We sat as a family the other day, feasting on roast turkey and apple-sausage dressing, mashed potatoes and gravy, pumpkin pie and ice cream. The meal that whispers of family and tradition through the smells and tastes we’ve experienced in November of every year, for a lifetime. The scent of thyme and sage and roast turkey fills my head with memories of pulling out my mother’s good silverware to set the table, and rinsing the dust off crystal glasses, unused since the holiday season a year before. Of decades of Thanksgiving dinners spent greeting guests and sharing the feast with those staying the weekend at our guest ranch. Of smaller celebrations at our cabin, watching the river flow by, along banks frosted white.
This year was just the four of us, sitting at the kitchen table. In turn, we each talked of our favorite moments since being back in Oregon, and our worst. We talked about those things we are most grateful for. This, a variation of a game we play at meals from time to time called “high, low, what do you know.”
We have so very much to be grateful for; our lives are an example of abundance. I love good conversation. I find it hard to overstate how much I enjoy talking with my family. Both of the girls have grown into great company, and our topics range from how sugar changed the history of the world, animals on the sea bottom, to medieval rulers. Religion, sharks, travel, food; our children are more interesting than many adults. These conversations often come about while sitting down to share a meal.
I am so thankful for John, who always puts experiences above possessions and whose wanderlust matches my own. I am grateful we bought our home almost 20 years ago and did not take on the huge remodel we talked about. I am grateful we sold the dude ranch when we did.
Even in sadness and bad luck, there is much to be grateful for.
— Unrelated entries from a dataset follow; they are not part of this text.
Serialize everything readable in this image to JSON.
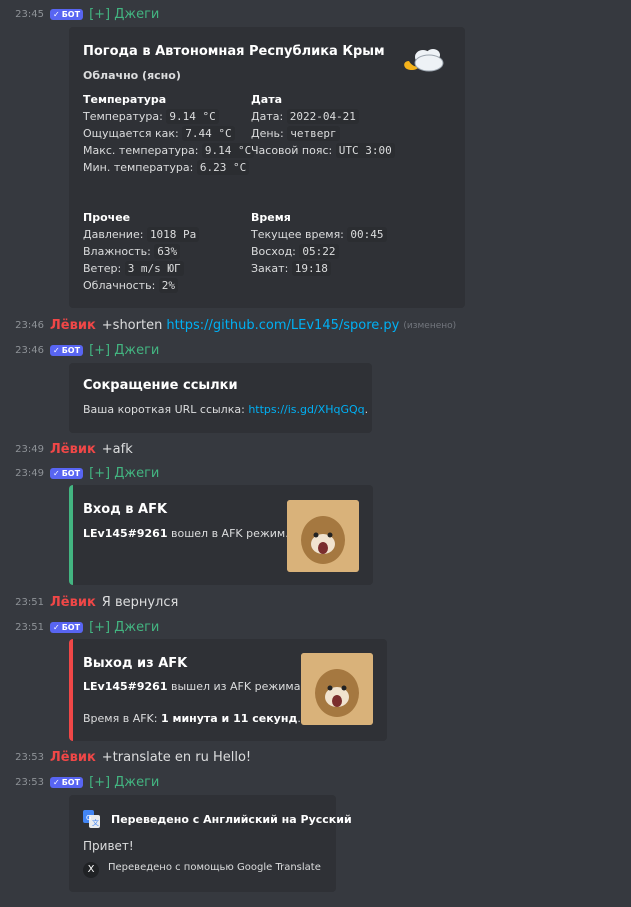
{
  "messages": [
    {
      "time": "23:45",
      "bot_label": "БОТ",
      "author": "[+] Джеги"
    },
    {
      "time": "23:46",
      "author": "Лёвик",
      "text": "+shorten",
      "link": "https://github.com/LEv145/spore.py",
      "edited": "(изменено)"
    },
    {
      "time": "23:46",
      "bot_label": "БОТ",
      "author": "[+] Джеги"
    },
    {
      "time": "23:49",
      "author": "Лёвик",
      "text": "+afk"
    },
    {
      "time": "23:49",
      "bot_label": "БОТ",
      "author": "[+] Джеги"
    },
    {
      "time": "23:51",
      "author": "Лёвик",
      "text": "Я вернулся"
    },
    {
      "time": "23:51",
      "bot_label": "БОТ",
      "author": "[+] Джеги"
    },
    {
      "time": "23:53",
      "author": "Лёвик",
      "text": "+translate en ru Hello!"
    },
    {
      "time": "23:53",
      "bot_label": "БОТ",
      "author": "[+] Джеги"
    }
  ],
  "weather": {
    "title": "Погода в Автономная Республика Крым",
    "subtitle": "Облачно (ясно)",
    "temp_head": "Температура",
    "temp_rows": [
      {
        "label": "Температура:",
        "value": "9.14 °C"
      },
      {
        "label": "Ощущается как:",
        "value": "7.44 °C"
      },
      {
        "label": "Макс. температура:",
        "value": "9.14 °C"
      },
      {
        "label": "Мин. температура:",
        "value": "6.23 °C"
      }
    ],
    "date_head": "Дата",
    "date_rows": [
      {
        "label": "Дата:",
        "value": "2022-04-21"
      },
      {
        "label": "День:",
        "value": "четверг"
      },
      {
        "label": "Часовой пояс:",
        "value": "UTC 3:00"
      }
    ],
    "other_head": "Прочее",
    "other_rows": [
      {
        "label": "Давление:",
        "value": "1018 Pa"
      },
      {
        "label": "Влажность:",
        "value": "63%"
      },
      {
        "label": "Ветер:",
        "value": "3 m/s ЮГ"
      },
      {
        "label": "Облачность:",
        "value": "2%"
      }
    ],
    "time_head": "Время",
    "time_rows": [
      {
        "label": "Текущее время:",
        "value": "00:45"
      },
      {
        "label": "Восход:",
        "value": "05:22"
      },
      {
        "label": "Закат:",
        "value": "19:18"
      }
    ]
  },
  "shorten": {
    "title": "Сокращение ссылки",
    "text": "Ваша короткая URL ссылка:",
    "link": "https://is.gd/XHqGQq"
  },
  "afk_in": {
    "title": "Вход в AFK",
    "user": "LEv145#9261",
    "text": "вошел в AFK режим."
  },
  "afk_out": {
    "title": "Выход из AFK",
    "user": "LEv145#9261",
    "text": "вышел из AFK режима.",
    "time_label": "Время в AFK:",
    "time_value": "1 минута и 11 секунд"
  },
  "translate": {
    "title": "Переведено с Английский на Русский",
    "text": "Привет!",
    "footer": "Переведено с помощью Google Translate"
  },
  "colors": {
    "background": "#36393f",
    "embed": "#2f3136",
    "accent_green": "#43b581",
    "accent_red": "#f04747",
    "bot_badge": "#5865f2",
    "link": "#00b0f4"
  }
}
Two months ago we lost John’s father to cancer. I am so very glad we were able to come stay in his home and spend his final weeks with him, to share this sacred time. Marlie is on crutches, recovering from surgery repairing her broken tibia. There was a cyst in the bone; it was going to break at some point. It could have been on safari in Africa and those nights might have been spent in a hospital in Mozambique or Tanzania, instead of here in our home town. Here, where there are not only an abundance of orthopedic surgeons, but one who specializes in pediatrics.
So, today, as I eat leftovers from our feast, the taste and smell of thyme and sage and turkey stuffing take my thoughts back to reflect on the many things I have to be thankful for. Our family’s conversations echo in my mind, and I am grateful.